Task objective: Copy out each line of the listing below that contains the word "data".

Segment Start: Input records

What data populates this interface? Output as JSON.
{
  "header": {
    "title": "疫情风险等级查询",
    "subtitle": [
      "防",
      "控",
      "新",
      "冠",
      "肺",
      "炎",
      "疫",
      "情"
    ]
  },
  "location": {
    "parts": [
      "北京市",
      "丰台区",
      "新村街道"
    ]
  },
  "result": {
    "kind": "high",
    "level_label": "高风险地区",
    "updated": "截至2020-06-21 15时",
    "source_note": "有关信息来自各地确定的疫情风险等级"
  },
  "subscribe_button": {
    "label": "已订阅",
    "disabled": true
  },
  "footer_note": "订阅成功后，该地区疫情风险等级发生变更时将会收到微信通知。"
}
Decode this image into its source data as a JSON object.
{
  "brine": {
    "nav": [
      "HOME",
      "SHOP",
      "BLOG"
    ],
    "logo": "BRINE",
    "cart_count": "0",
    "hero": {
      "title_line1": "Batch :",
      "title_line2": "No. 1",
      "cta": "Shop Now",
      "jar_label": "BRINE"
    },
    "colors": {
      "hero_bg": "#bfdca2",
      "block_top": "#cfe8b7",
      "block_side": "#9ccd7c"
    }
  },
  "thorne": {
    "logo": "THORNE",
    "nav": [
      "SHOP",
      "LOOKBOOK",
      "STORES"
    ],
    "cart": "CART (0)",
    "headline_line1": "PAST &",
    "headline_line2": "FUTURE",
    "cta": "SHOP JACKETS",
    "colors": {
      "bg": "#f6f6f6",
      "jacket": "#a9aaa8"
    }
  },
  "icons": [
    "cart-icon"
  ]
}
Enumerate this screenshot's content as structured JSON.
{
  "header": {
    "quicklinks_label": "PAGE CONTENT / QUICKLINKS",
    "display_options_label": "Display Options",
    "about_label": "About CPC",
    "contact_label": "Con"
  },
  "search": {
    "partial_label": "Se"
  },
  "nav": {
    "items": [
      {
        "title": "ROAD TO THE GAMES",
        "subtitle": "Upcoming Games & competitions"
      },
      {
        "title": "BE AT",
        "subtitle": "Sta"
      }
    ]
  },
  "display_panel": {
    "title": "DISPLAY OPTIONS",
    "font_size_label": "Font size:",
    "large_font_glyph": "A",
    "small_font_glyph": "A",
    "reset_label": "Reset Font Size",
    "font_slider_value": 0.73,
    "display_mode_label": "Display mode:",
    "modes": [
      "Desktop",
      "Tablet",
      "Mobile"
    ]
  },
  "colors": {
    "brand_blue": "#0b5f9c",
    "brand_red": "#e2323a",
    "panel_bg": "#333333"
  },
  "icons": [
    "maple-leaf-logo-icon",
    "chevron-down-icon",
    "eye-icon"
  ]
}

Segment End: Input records

Result:
What data populates this interface? Output as JSON.
Decode this image into its source data as a JSON object.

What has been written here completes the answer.